Could you please retype all of the records exactly, skipping any pictures?

###

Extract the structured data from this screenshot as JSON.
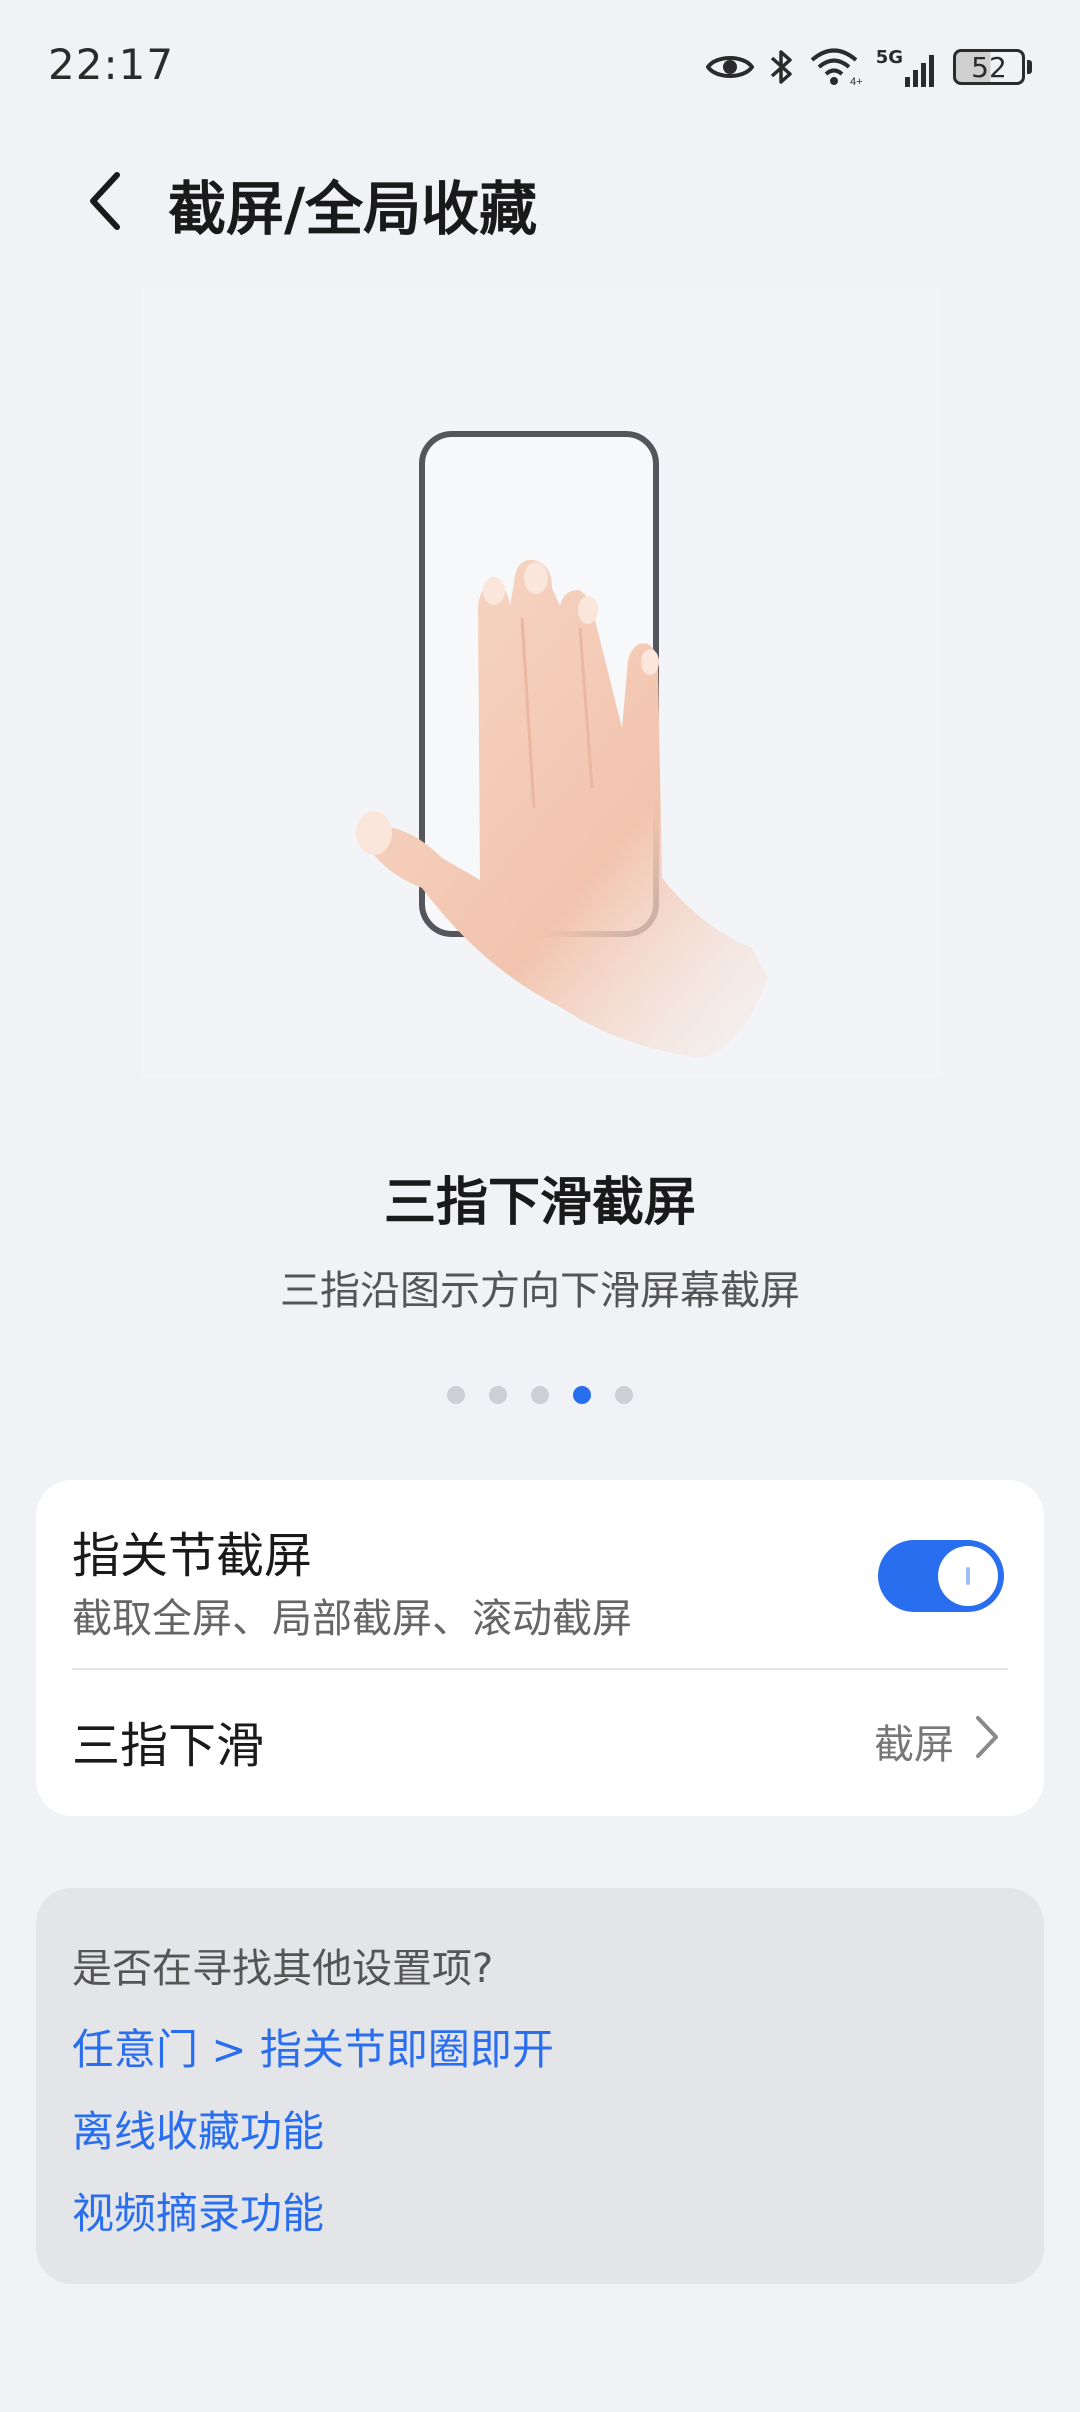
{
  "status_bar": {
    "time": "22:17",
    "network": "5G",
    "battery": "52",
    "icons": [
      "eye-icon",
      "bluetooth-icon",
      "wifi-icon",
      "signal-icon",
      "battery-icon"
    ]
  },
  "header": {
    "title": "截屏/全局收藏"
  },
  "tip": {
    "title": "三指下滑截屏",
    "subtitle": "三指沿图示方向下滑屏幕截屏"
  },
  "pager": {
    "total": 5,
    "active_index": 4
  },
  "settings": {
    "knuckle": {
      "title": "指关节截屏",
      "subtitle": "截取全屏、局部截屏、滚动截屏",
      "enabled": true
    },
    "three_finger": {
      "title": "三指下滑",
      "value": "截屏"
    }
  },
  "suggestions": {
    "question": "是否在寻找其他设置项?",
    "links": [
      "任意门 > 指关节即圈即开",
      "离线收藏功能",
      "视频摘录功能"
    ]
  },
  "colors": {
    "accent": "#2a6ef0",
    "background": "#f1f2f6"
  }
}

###

Written solution ▸
Extract the structured data from this screenshot as JSON.
{
  "status_bar": {
    "time": "22:17",
    "network": "5G",
    "battery": "52",
    "icons": [
      "eye-icon",
      "bluetooth-icon",
      "wifi-icon",
      "signal-icon",
      "battery-icon"
    ]
  },
  "header": {
    "title": "截屏/全局收藏"
  },
  "tip": {
    "title": "三指下滑截屏",
    "subtitle": "三指沿图示方向下滑屏幕截屏"
  },
  "pager": {
    "total": 5,
    "active_index": 4
  },
  "settings": {
    "knuckle": {
      "title": "指关节截屏",
      "subtitle": "截取全屏、局部截屏、滚动截屏",
      "enabled": true
    },
    "three_finger": {
      "title": "三指下滑",
      "value": "截屏"
    }
  },
  "suggestions": {
    "question": "是否在寻找其他设置项?",
    "links": [
      "任意门 > 指关节即圈即开",
      "离线收藏功能",
      "视频摘录功能"
    ]
  },
  "colors": {
    "accent": "#2a6ef0",
    "background": "#f1f2f6"
  }
}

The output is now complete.